During the first week of the new government Taraki was elected president and prime minister of the Revolutionary Council of the Democratic Republic of Afghanistan. Babrak Karmal was elected vice president and deputy premier and Hafizullah Amin was deputy prime minister and minister of foreign affairs. The Revolutionary Council was the core of government power. It was made up of twenty cabinet members, who unanimously agreed that martial law should remain in force throughout the country indefinitely. Although the government always announced that all parts of the country were under their control, there were strong indications that the three-week-old regime had still not quelled all the opposition.SOURCE: An Afghan Woman's Odyssey, by Farooka Gauhari (U. Nebraska Press, 1996), pp. 100-101
In a news conference Taraki declared that Afghanistan was a nonaligned country and that his government would seek friendship from all nations, including Western countries. All the political speeches began hypocritically with the familiar words "In the name of God Almighty we begin..."; "In the name of God Almighty the benevolent and merciful...." Taraki and other members of his government were seen on TV attending mosques--a very wise move, but it did not impress many university people. Those who knew the present leaders of Afghanistan and their ties to the Soviet Union could easily guess that this was not a nonaligned country. I think Taraki and his followers figured that an orthodox Communist regime would not be favored by Afghans, so it was important for the survival of the new government to be very careful. Such precautions did not last very long, however. Soon Taraki was collaborating with the Soviet Union, his closest ally.

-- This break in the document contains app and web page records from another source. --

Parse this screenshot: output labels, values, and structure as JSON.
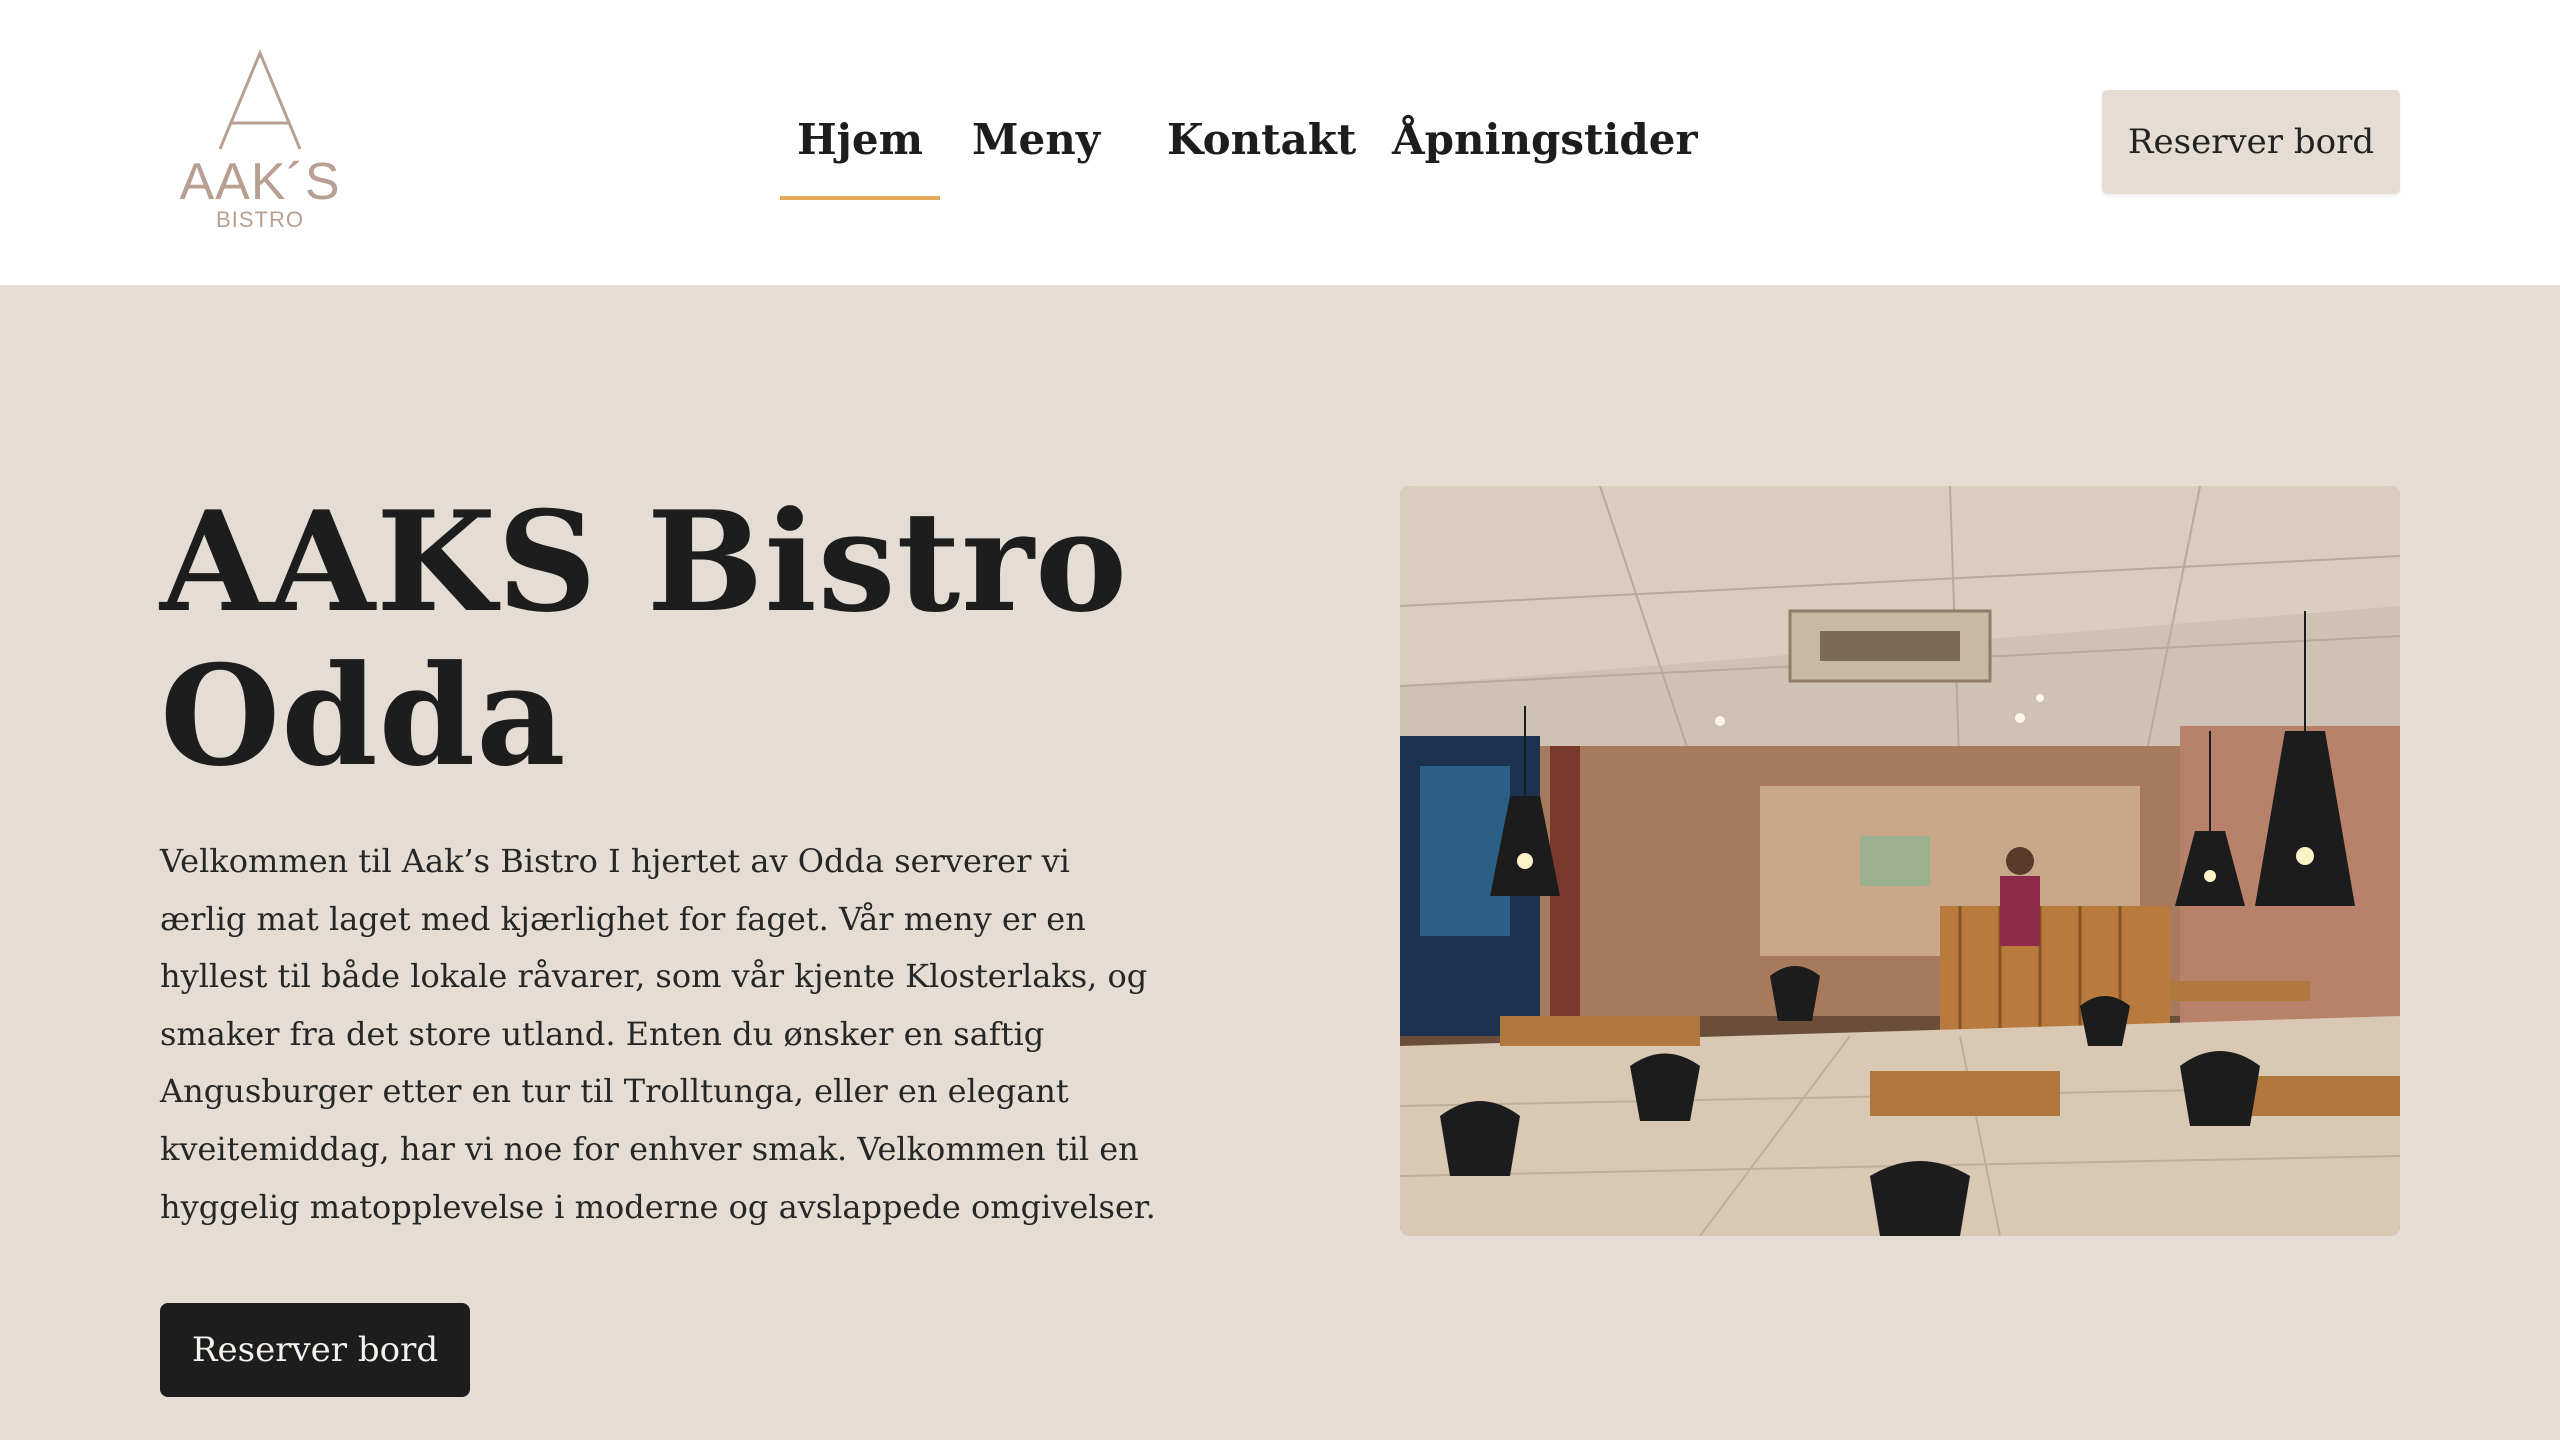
{
  "header": {
    "logo": {
      "name": "AAK´S",
      "subtitle": "BISTRO"
    },
    "nav": [
      {
        "label": "Hjem",
        "active": true
      },
      {
        "label": "Meny",
        "active": false
      },
      {
        "label": "Kontakt",
        "active": false
      },
      {
        "label": "Åpningstider",
        "active": false
      }
    ],
    "reserve_button": "Reserver bord"
  },
  "hero": {
    "title_line1": "AAKS Bistro",
    "title_line2": "Odda",
    "intro": "Velkommen til Aak’s Bistro I hjertet av Odda serverer vi ærlig mat laget med kjærlighet for faget. Vår meny er en hyllest til både lokale råvarer, som vår kjente Klosterlaks, og smaker fra det store utland. Enten du ønsker en saftig Angusburger etter en tur til Trolltunga, eller en elegant kveitemiddag, har vi noe for enhver smak. Velkommen til en hyggelig matopplevelse i moderne og avslappede omgivelser.",
    "cta_button": "Reserver bord",
    "image_icon": "restaurant-interior-photo"
  },
  "colors": {
    "background": "#e5ddd3",
    "header_bg": "#ffffff",
    "text": "#1d1d1d",
    "accent_underline": "#e6a85a",
    "logo": "#b79f91",
    "cta_bg": "#1d1d1d"
  }
}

Decree after decree was approved by the inexperienced Central Committee members, who were still giddy with pride and joy at their easily gained positions. They were in a great hurry to make changes, forgetting the ingrained, time-tested old customs and traditions of the Afghan culture.
Every night I listened to broadcasts from outside the country, switching from the BBC to the Voice of America and to Pakistani and Indian radio stations. With great sadness I realized that the outside world, even the United States, did not react strongly to the coup. From my colleagues' comments at the university I could guess that they also were listening to those stations, but none of us dared to talk about it.
During the previous week, classes at the university and other schools had been called off almost every afternoon. The students were ordered to go to the auditoriums and listen to Marxist speeches in which Taraki was touted as the greatest leader of all time. Generally, several school days were wasted for every new decree. Most of us were tired of all the propaganda but we couldn't say a word. Disobedience to the rules or expression of our opinions had no place in the present regime.